An example of a project undertaken by the EMEAP is the creation of Asian bond funds. The organization believed that the debt markets in the region were vastly underdeveloped and as a result, relatively few investors were investing in the Asian bond markets compared to those in the West. The Asian bond funds were created to rectify this problem.
Member central banks include: the Reserve Bank of Australia, the People's Bank of China, the Hong Kong Monetary Authority, the Indonesia Bank, the Bank of Japan, The Bank of Korea, the Bank Negara Malaysia, the Reserve Bank of New Zealand, the Bangko Sentral ng Pilipinas, the Monetary Authority of Singapore and the Bank of Thailand.
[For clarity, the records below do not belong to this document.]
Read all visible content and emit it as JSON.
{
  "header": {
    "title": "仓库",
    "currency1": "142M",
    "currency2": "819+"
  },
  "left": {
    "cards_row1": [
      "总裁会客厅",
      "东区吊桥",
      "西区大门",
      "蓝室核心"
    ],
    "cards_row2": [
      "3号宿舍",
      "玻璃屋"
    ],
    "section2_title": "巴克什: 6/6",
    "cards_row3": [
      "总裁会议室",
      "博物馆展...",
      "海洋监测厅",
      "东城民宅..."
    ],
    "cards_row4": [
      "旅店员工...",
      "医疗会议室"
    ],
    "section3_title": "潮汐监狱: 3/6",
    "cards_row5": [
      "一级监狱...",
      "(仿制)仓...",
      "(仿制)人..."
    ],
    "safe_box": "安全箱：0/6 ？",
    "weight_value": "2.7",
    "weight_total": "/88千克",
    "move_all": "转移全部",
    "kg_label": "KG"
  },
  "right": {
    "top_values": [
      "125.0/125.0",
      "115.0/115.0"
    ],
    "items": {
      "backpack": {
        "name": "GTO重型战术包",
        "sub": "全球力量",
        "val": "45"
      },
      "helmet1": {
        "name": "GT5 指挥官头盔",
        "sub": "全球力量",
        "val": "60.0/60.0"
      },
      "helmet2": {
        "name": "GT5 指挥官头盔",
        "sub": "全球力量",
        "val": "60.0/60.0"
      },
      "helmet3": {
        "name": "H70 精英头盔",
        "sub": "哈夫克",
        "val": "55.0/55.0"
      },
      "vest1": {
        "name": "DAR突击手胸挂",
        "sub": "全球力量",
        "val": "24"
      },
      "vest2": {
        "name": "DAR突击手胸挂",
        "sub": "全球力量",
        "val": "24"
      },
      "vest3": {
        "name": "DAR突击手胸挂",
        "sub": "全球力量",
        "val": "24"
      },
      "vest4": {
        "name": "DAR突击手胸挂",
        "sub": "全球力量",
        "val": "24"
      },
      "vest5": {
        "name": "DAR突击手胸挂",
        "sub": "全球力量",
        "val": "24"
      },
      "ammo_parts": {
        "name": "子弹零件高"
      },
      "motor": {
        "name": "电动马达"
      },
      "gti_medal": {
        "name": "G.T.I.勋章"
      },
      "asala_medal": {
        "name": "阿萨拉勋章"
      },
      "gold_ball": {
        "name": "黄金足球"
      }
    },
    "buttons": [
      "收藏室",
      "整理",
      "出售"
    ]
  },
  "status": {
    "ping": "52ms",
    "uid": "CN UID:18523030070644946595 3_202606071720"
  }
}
EMEAP was established in 1991. According to the organizations, website, executive-level meetings were held twice a year for the informal exchange of information and discussion of ideas concerning economic and financial developments in the region. Frequent and regular contacts helped foster closer cooperation among member central banks, which paved the way for the further development of EMEAP.
In 1996, against the background of the increasing interdependence of member economies, the structure of EMEAP activities was strengthened. The first EMEAP Governors’ Meeting, hosted by the Bank of Japan, was held in Tokyo on July 19. During the meeting, two landmark decisions were reached: one, to hold Governors’ Meetings once a year; and two, to establish two Working Groups (the Financial Market Development WG and Central Banking Operations WG), and one study group (the Banking Supervision SG), to undertake studies on the primary functions of central banks.
The Asian Bond Fund (ABF) Initiative was a milestone in central bank cooperation in Asia. For the first time, EMEAP central banks and monetary authorities set aside a small part of their foreign reserves for collective investments into domestic bonds in Asia to broaden and deepen the Asian bond markets. In June 2003, EMEAP launched the first stage of ABF (ABF1), which invests in a basket of US dollar denominated bonds issued by Asian sovereign and quasi-sovereign issuers in EMEAP economies (excluding Australia, Japan and New Zealand). Building on the success of ABF1, EMEAP worked to extend the ABF concept to bonds denominated in local currencies and announced the launch of the second stage of ABF (ABF2) in December 2004.
Over the past decades, EMEAP has continually reviewed its direction and activities to ensure the work of the group consistently supports its overall goal of building greater regional cooperation. In this regard, the Monetary and Financial Stability Committee was established in 2007, which has been tasked to enhance the macro-monitoring and crisis management mechanisms of EMEAP.